Mr Blunt said that Britain must progress with negotiations but it will also need to prepare the possibility of a "no deal" scenario.

There will be eight hours of debate in the Commons today, including discussion of how to interpret around four decades of EU law in United Kingdom law and the status of the European Court of Justice.

Scottish National Party's foreign affairs spokesperson, Stephen Gethins, said his party had put forward an amendment to the bill that would prevent a "no deal" scenario so that the United Kingdom could remain in the European Union if negotiations fail. "I call on all parties to back this SNP reset amendment to ensure we have a safety net should negotiations fail", he said.

The Government have been warned of potential rebellions during the bill's lengthy committee stage, with Conservative backbenchers having raised concerns about the use of so-called "Henry VIII" powers.

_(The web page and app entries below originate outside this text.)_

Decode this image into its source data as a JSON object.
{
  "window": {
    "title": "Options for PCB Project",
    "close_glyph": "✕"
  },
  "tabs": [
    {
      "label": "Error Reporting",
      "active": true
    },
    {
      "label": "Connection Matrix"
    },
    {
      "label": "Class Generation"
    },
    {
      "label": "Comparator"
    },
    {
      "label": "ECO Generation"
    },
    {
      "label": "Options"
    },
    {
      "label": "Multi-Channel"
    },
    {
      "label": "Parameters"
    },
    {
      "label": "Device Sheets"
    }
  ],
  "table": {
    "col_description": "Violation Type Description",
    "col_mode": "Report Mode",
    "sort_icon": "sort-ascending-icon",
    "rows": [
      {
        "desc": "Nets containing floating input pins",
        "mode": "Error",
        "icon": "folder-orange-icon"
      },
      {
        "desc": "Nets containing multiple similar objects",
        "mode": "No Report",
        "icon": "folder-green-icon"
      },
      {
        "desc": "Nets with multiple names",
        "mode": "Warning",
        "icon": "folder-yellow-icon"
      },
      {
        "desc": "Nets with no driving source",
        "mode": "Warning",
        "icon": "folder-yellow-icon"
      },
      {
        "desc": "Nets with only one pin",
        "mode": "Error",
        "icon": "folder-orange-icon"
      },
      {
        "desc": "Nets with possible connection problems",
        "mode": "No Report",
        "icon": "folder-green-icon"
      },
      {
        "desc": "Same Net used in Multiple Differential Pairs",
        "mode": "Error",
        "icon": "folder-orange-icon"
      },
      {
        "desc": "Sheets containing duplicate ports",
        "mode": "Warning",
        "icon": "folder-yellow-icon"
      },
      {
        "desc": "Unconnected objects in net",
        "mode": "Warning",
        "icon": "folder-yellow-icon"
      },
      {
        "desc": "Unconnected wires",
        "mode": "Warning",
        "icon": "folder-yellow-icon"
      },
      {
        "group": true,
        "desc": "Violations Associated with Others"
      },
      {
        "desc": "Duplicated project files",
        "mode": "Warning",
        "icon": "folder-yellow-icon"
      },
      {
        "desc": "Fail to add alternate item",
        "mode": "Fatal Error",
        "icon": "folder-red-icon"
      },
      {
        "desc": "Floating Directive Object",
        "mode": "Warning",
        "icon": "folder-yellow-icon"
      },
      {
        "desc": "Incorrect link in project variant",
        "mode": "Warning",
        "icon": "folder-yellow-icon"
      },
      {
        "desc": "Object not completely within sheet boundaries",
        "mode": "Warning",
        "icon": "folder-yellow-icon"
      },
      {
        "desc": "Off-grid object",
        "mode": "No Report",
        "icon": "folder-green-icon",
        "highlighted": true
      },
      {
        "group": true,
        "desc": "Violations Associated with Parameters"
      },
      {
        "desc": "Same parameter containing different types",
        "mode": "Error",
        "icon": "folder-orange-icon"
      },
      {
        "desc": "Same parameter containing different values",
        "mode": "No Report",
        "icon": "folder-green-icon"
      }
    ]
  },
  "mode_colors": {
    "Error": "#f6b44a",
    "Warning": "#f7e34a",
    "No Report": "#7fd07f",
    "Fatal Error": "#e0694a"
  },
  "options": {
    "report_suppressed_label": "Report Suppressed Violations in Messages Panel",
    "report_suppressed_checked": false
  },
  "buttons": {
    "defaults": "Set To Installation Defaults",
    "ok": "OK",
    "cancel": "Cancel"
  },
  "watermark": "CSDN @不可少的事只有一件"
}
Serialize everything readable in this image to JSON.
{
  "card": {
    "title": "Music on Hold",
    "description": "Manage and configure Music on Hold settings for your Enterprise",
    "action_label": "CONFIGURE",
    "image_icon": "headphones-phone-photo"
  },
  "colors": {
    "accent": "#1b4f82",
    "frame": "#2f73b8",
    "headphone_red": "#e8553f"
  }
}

She posted on Twitter: "Pointless if we have enshrined a drop dead date in the Bill, & get a deal at 11th hour!"